There are two primary reasons for this. It can be difficult to get other children involved in the number of repeated patterns of learning that that child with autism needs. And, children with autism are usually less aggressive with adults. Even when they are aggressive, adults can generally handle it better.
Since ABA therapy is focused on consistent patterns of behavior, it’s extremely useful for parents to continue working with their child long after the therapist has gone home for the day. This ongoing work strengthens family interactions, and weaves “therapy” into normal day-to-day occurrences. The approach offers consistency – something children with autism crave.
Verbal Behavior Therapy uses the principles of ABA to help children with autism connect words with their purposes. The goal is to help the child understand how words can help them get what they want or need. Since so much of a child’s basic care happens at home with the primary caretakers, it makes sense to engage the entire family in verbal behavior therapy.
Rather than focusing on words as labels for objects, verbal behavior therapy teaches children with autism how to use language to make requests and communicate ideas. In other words, it helps children understand why we use words in the first place, a concept that does not necessarily come naturally.
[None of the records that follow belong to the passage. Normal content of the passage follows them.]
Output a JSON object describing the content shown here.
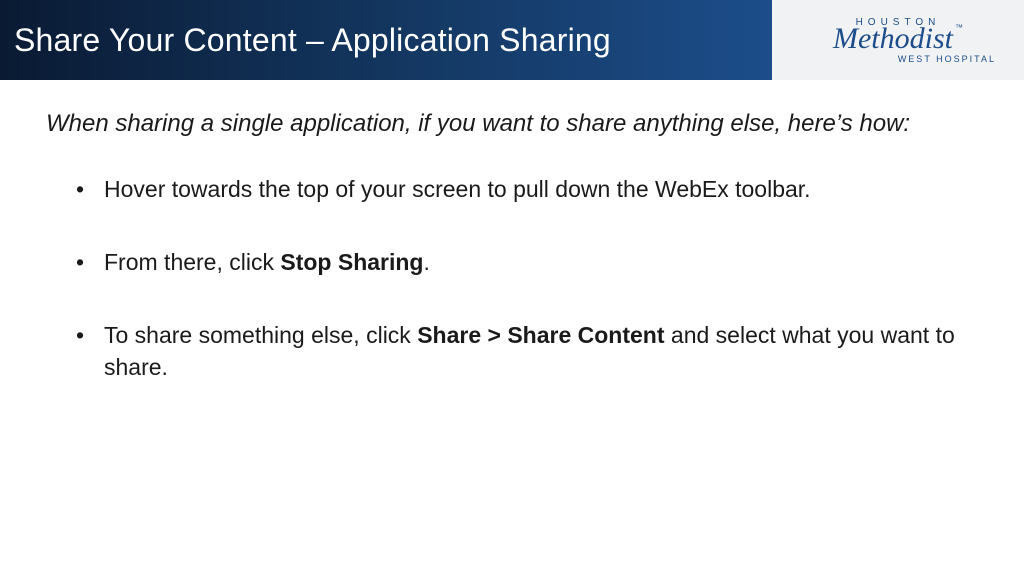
{
  "header": {
    "title": "Share Your Content – Application Sharing"
  },
  "logo": {
    "top": "HOUSTON",
    "main": "Methodist",
    "tm": "™",
    "sub": "WEST HOSPITAL"
  },
  "content": {
    "intro": "When sharing a single application, if you want to share anything else, here’s how:",
    "bullets": [
      {
        "segments": [
          {
            "text": "Hover towards the top of your screen to pull down the WebEx toolbar.",
            "bold": false
          }
        ]
      },
      {
        "segments": [
          {
            "text": "From there, click ",
            "bold": false
          },
          {
            "text": "Stop Sharing",
            "bold": true
          },
          {
            "text": ".",
            "bold": false
          }
        ]
      },
      {
        "segments": [
          {
            "text": "To share something else, click ",
            "bold": false
          },
          {
            "text": "Share > Share Content",
            "bold": true
          },
          {
            "text": " and select what you want to share.",
            "bold": false
          }
        ]
      }
    ]
  }
}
When everyone in the household gets involved in verbal behavior therapy, the entire family dynamic can change for the better. The child starts to understand that communicating with words produces positive results. This can have a significant effect on reducing negative behavior such as tantrums or other outbursts.
Self-help skills and independence
For example, a common goal of all parents is to do what they can to help their child be successful. For parents of a child with autism, this might involve modifying the home environment, calming emotional outbursts, or other changes designed to shape the family dynamic around the child instead of the other way around. This is a natural response to the desire to get the child – and the rest of the family – through each day as successfully as possible. However, it can also hinder a child’s development of self-help skills and ability to be independent.Teaching self-help skills can be incredibly empowering for many children with autism. Self-help skills are functional tasks that build independence and self-esteem, the patterns for which are almost always established in the home.
When children lack self-help skills, they will exhibit developmental behaviors years behind their actual age. For example, a 5-year-old who still requires his mother’s help to eat. Or, a 10-year-old who can’t get herself dressed or tie her shoe laces.
Because ABA therapy starts with assessment and observance, in-home therapy is the ideal way to take stock of where a child is most lacking in self-help skills. From there a specific plan can be developed that involves the whole family and continues in the hours between therapy sessions. Even if a child feels incapable of doing something for themselves, they typically want to and are frustrated by the fact that they can’t. As they experience small “wins”, accomplishing things for themselves that they haven’t previously been able to do, their level of confidence rises and they become more willing to try to do more things.
In home ABA therapy is great. But, clinical should be considered as well.
There are plenty of situations in which in-home therapy is limited, not possible, or not the best environment for the child. In addition, if little social interaction is possible at home, an integrated approach that involves both in-home and clinical therapy might be the optimal solution.
If you are the parent of a child with autism and have questions about ABA therapy and the kind of treatment that might be best for your situation, we’d love to talk with you. Give us call or send an email. We welcome all your questions, comments and suggestions.
Are you looking for ABA services for your child in the comfort of your home? Are you looking for less stress in your life? Cornerstones Autism Services can help.